Hunter, James W., III, and James S. Schmidt
2004       Archaeological Remote-Sensing and Ground-Truthing Survey for the Remains of the United States Navy Schooner Alligator, Draft Report. Naval Historical Center Underwater Archaeology Branch, Washington, D.C.


Derby, Alena J.
2002       The United States Schooner Alligator: The U.S. Navy's Campaign to Suppress the Trans-Atlantic Slave Trade and West Indian Piracy. MA Thesis, East Carolina University.


Mathewson, Duncan R., III
1997       Archaeology of a Naval Warship: An Introduction to the Wreck Site of the U.S. Schooner Alligator off the Florida Keys. Unpublished paper presented at the 1997 North American Society for Oceanic History Conference, Newport, Rhode Island.
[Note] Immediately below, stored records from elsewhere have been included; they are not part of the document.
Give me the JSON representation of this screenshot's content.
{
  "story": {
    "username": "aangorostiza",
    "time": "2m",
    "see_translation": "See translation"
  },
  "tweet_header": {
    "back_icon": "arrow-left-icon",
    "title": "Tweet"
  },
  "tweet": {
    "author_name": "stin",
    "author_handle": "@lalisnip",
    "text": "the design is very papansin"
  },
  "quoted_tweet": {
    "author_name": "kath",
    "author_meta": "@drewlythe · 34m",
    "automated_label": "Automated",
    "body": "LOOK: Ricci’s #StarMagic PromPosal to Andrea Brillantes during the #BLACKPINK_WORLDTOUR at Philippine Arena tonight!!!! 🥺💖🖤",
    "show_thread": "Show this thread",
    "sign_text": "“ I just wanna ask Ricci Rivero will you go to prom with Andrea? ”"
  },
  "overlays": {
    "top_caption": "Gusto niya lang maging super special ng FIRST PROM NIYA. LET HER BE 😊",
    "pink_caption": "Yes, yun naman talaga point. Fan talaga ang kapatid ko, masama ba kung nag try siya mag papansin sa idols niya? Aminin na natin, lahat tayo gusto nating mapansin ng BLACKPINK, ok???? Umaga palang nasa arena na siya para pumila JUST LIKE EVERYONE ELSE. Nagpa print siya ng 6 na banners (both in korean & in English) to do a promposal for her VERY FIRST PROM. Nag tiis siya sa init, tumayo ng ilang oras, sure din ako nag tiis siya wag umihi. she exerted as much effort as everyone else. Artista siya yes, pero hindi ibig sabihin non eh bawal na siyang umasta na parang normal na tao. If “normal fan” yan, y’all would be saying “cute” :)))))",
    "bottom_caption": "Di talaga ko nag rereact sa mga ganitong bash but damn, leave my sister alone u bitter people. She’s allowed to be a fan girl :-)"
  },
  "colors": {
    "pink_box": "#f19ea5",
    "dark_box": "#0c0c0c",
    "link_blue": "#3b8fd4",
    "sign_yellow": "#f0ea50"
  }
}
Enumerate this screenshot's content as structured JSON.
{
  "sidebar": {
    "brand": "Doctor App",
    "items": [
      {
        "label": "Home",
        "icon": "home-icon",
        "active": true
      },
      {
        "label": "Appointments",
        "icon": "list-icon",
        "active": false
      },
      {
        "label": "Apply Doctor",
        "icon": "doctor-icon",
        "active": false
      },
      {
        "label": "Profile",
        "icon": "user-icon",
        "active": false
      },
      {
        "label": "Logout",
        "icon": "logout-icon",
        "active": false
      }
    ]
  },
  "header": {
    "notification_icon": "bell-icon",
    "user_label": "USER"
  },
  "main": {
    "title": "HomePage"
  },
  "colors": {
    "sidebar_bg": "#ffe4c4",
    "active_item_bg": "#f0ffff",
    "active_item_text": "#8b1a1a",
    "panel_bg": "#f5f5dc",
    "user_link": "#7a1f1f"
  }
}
McMahan, Kendrick B., and Joseph W. Zarzynski
1997       A Warship of the "Era of Good Feelings": Recent Archaeology on the United States Schooner Alligator Shipwreck. Unpublished paper presented at the 1997 Society for Historical Archaeology Conference, Corpus Christi, Texas.


Neyland, Robert S.

1997       Analysis of Hull Remains Hypothesized to be the United States Schooner Alligator. Unpublished report on file at the Naval Historical Center's Underwater Archaeology Branch, Washington Navy Yard, D.C.


Zarzynski, Joseph W., and Kendrick B. McMahan

1997       The United States Schooner Alligator: Integrating Historical Evidence, Archaeology, and Visual Imagery to Interpret a Shipwreck Site. Unpublished paper presented at the 1997 North American Society for Oceanic History Conference, Newport, Rhode Island.


Zarzynski, Joseph W.

The USS Alligator: A Symbol of America's Conscience during the "Era of Good Feelings." Unpublished paper presented at the 1995 North American Society for Oceanic History Conference, Wilmington, North Carolina.


Published: Wed Dec 02 11:49:15 EST 2020